* **Extracted entries**:
──────

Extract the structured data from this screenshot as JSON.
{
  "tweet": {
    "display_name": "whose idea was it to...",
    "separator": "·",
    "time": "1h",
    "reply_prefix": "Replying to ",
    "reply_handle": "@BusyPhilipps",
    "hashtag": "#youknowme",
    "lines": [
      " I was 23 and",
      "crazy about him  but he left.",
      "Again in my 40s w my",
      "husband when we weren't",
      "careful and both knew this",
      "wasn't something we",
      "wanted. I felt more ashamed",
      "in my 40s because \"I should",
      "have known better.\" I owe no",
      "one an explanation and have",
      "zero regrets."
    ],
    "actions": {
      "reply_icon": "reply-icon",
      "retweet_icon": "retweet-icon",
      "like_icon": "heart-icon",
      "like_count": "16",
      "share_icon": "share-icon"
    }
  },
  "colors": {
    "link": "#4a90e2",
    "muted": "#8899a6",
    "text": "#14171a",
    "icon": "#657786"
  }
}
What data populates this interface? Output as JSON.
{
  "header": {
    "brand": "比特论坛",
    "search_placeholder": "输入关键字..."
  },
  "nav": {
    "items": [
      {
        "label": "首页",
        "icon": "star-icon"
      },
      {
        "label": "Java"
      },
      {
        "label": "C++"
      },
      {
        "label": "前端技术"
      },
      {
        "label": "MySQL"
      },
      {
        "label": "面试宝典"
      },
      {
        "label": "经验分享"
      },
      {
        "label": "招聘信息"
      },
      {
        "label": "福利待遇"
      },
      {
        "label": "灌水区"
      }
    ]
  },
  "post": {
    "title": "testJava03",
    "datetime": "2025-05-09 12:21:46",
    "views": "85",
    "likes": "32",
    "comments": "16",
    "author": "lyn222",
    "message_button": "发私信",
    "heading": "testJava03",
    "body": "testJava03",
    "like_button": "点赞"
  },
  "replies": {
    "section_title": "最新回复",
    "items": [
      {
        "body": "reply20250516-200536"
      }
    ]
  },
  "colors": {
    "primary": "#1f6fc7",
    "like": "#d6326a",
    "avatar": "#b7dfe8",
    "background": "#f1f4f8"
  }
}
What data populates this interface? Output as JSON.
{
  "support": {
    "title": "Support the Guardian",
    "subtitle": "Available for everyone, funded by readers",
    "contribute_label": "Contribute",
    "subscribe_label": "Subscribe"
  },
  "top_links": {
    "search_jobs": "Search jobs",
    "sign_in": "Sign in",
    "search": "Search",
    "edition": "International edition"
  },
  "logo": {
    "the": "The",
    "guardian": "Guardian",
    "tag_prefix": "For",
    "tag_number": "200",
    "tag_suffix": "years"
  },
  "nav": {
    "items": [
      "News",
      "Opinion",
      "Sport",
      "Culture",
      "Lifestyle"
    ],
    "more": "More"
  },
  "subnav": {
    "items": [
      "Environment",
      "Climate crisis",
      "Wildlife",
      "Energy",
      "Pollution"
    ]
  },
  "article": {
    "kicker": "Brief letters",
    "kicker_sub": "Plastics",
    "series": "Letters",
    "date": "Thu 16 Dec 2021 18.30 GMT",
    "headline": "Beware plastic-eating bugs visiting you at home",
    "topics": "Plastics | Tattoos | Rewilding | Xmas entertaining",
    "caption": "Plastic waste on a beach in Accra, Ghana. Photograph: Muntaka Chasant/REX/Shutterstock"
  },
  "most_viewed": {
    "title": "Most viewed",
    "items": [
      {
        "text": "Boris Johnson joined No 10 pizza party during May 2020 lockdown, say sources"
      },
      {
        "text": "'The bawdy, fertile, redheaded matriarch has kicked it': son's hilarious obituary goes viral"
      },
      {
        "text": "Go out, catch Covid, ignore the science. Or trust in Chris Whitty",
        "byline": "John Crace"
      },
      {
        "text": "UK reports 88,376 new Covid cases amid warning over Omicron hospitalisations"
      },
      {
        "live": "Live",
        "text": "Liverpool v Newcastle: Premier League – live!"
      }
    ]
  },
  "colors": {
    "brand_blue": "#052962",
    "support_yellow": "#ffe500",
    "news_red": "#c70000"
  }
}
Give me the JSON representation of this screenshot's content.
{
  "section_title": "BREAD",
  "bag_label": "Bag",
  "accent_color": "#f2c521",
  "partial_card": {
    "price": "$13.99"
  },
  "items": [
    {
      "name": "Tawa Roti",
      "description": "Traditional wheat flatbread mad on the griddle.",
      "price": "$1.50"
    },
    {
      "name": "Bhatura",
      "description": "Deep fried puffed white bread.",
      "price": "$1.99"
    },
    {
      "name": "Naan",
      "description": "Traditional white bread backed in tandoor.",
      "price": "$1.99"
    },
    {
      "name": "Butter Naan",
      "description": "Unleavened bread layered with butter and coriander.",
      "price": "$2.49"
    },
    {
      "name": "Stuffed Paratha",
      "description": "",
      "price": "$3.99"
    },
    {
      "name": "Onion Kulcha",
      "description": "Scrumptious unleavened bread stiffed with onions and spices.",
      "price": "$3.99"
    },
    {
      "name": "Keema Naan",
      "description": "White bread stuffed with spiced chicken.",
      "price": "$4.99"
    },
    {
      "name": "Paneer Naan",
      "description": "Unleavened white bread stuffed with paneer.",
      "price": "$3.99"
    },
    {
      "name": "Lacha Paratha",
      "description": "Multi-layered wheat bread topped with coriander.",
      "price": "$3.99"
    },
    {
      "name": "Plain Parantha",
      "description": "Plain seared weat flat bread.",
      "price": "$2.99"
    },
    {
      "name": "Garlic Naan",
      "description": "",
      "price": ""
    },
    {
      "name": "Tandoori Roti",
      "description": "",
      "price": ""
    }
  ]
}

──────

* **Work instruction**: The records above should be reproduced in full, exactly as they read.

* **Response to the task**:
Extract the structured data from this screenshot as JSON.
{
  "tweet": {
    "display_name": "whose idea was it to...",
    "separator": "·",
    "time": "1h",
    "reply_prefix": "Replying to ",
    "reply_handle": "@BusyPhilipps",
    "hashtag": "#youknowme",
    "lines": [
      " I was 23 and",
      "crazy about him  but he left.",
      "Again in my 40s w my",
      "husband when we weren't",
      "careful and both knew this",
      "wasn't something we",
      "wanted. I felt more ashamed",
      "in my 40s because \"I should",
      "have known better.\" I owe no",
      "one an explanation and have",
      "zero regrets."
    ],
    "actions": {
      "reply_icon": "reply-icon",
      "retweet_icon": "retweet-icon",
      "like_icon": "heart-icon",
      "like_count": "16",
      "share_icon": "share-icon"
    }
  },
  "colors": {
    "link": "#4a90e2",
    "muted": "#8899a6",
    "text": "#14171a",
    "icon": "#657786"
  }
}
What data populates this interface? Output as JSON.
{
  "header": {
    "brand": "比特论坛",
    "search_placeholder": "输入关键字..."
  },
  "nav": {
    "items": [
      {
        "label": "首页",
        "icon": "star-icon"
      },
      {
        "label": "Java"
      },
      {
        "label": "C++"
      },
      {
        "label": "前端技术"
      },
      {
        "label": "MySQL"
      },
      {
        "label": "面试宝典"
      },
      {
        "label": "经验分享"
      },
      {
        "label": "招聘信息"
      },
      {
        "label": "福利待遇"
      },
      {
        "label": "灌水区"
      }
    ]
  },
  "post": {
    "title": "testJava03",
    "datetime": "2025-05-09 12:21:46",
    "views": "85",
    "likes": "32",
    "comments": "16",
    "author": "lyn222",
    "message_button": "发私信",
    "heading": "testJava03",
    "body": "testJava03",
    "like_button": "点赞"
  },
  "replies": {
    "section_title": "最新回复",
    "items": [
      {
        "body": "reply20250516-200536"
      }
    ]
  },
  "colors": {
    "primary": "#1f6fc7",
    "like": "#d6326a",
    "avatar": "#b7dfe8",
    "background": "#f1f4f8"
  }
}
What data populates this interface? Output as JSON.
{
  "support": {
    "title": "Support the Guardian",
    "subtitle": "Available for everyone, funded by readers",
    "contribute_label": "Contribute",
    "subscribe_label": "Subscribe"
  },
  "top_links": {
    "search_jobs": "Search jobs",
    "sign_in": "Sign in",
    "search": "Search",
    "edition": "International edition"
  },
  "logo": {
    "the": "The",
    "guardian": "Guardian",
    "tag_prefix": "For",
    "tag_number": "200",
    "tag_suffix": "years"
  },
  "nav": {
    "items": [
      "News",
      "Opinion",
      "Sport",
      "Culture",
      "Lifestyle"
    ],
    "more": "More"
  },
  "subnav": {
    "items": [
      "Environment",
      "Climate crisis",
      "Wildlife",
      "Energy",
      "Pollution"
    ]
  },
  "article": {
    "kicker": "Brief letters",
    "kicker_sub": "Plastics",
    "series": "Letters",
    "date": "Thu 16 Dec 2021 18.30 GMT",
    "headline": "Beware plastic-eating bugs visiting you at home",
    "topics": "Plastics | Tattoos | Rewilding | Xmas entertaining",
    "caption": "Plastic waste on a beach in Accra, Ghana. Photograph: Muntaka Chasant/REX/Shutterstock"
  },
  "most_viewed": {
    "title": "Most viewed",
    "items": [
      {
        "text": "Boris Johnson joined No 10 pizza party during May 2020 lockdown, say sources"
      },
      {
        "text": "'The bawdy, fertile, redheaded matriarch has kicked it': son's hilarious obituary goes viral"
      },
      {
        "text": "Go out, catch Covid, ignore the science. Or trust in Chris Whitty",
        "byline": "John Crace"
      },
      {
        "text": "UK reports 88,376 new Covid cases amid warning over Omicron hospitalisations"
      },
      {
        "live": "Live",
        "text": "Liverpool v Newcastle: Premier League – live!"
      }
    ]
  },
  "colors": {
    "brand_blue": "#052962",
    "support_yellow": "#ffe500",
    "news_red": "#c70000"
  }
}
Give me the JSON representation of this screenshot's content.
{
  "section_title": "BREAD",
  "bag_label": "Bag",
  "accent_color": "#f2c521",
  "partial_card": {
    "price": "$13.99"
  },
  "items": [
    {
      "name": "Tawa Roti",
      "description": "Traditional wheat flatbread mad on the griddle.",
      "price": "$1.50"
    },
    {
      "name": "Bhatura",
      "description": "Deep fried puffed white bread.",
      "price": "$1.99"
    },
    {
      "name": "Naan",
      "description": "Traditional white bread backed in tandoor.",
      "price": "$1.99"
    },
    {
      "name": "Butter Naan",
      "description": "Unleavened bread layered with butter and coriander.",
      "price": "$2.49"
    },
    {
      "name": "Stuffed Paratha",
      "description": "",
      "price": "$3.99"
    },
    {
      "name": "Onion Kulcha",
      "description": "Scrumptious unleavened bread stiffed with onions and spices.",
      "price": "$3.99"
    },
    {
      "name": "Keema Naan",
      "description": "White bread stuffed with spiced chicken.",
      "price": "$4.99"
    },
    {
      "name": "Paneer Naan",
      "description": "Unleavened white bread stuffed with paneer.",
      "price": "$3.99"
    },
    {
      "name": "Lacha Paratha",
      "description": "Multi-layered wheat bread topped with coriander.",
      "price": "$3.99"
    },
    {
      "name": "Plain Parantha",
      "description": "Plain seared weat flat bread.",
      "price": "$2.99"
    },
    {
      "name": "Garlic Naan",
      "description": "",
      "price": ""
    },
    {
      "name": "Tandoori Roti",
      "description": "",
      "price": ""
    }
  ]
}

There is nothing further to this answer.